Ice Says Jump
At river’s edge, ripples of ice crack
and jut into saber-sharp slabs thrust above
a roiling current that runs forward up
and over itself heading down the long, slow
incline of the continent. This winter, I too
am jagged like ice, thoughts frozen in consort
with the river’s surface, seem headed down
river, facing unknown sludge or barge or dam
along a levee blocked by too much refuse.
From the bank, I consider the heft of
foot on carapace turning like a falling wing,
aluminum colored as seen from under,
air and water briefly converging, a passing into
elemental chemistry, an ending to consciousness
and pain. I hold, reflect on floe, ponder cold
Not only rivers, but also seasons serve to heal.
I fix an image to endure another gelid night
and frigid day. Wait for breakup, unfettered flow.
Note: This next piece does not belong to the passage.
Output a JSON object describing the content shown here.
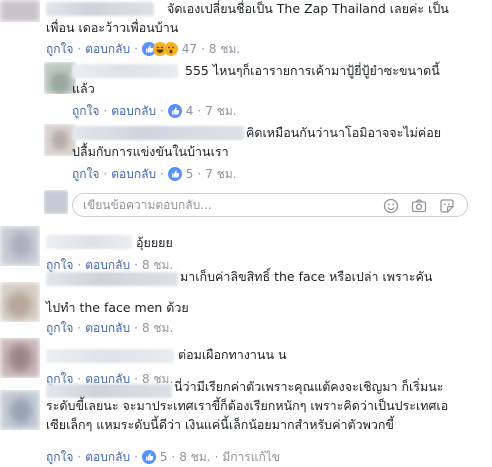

Martha Jackson Kaplan is the recipient of the Zylpha Mapp Robinson International Poetry Award, an editor-in-chief award from Möbius, The Poetry Magazine, awards from the Wisconsin Fellowship of Poets, and has been nominated for a Pushcart. She’s published in Driftfish, 30 Days in August, Unlikely Stories Mark V, and Bending Genres. More about her can be found at marthakaplanpoet.com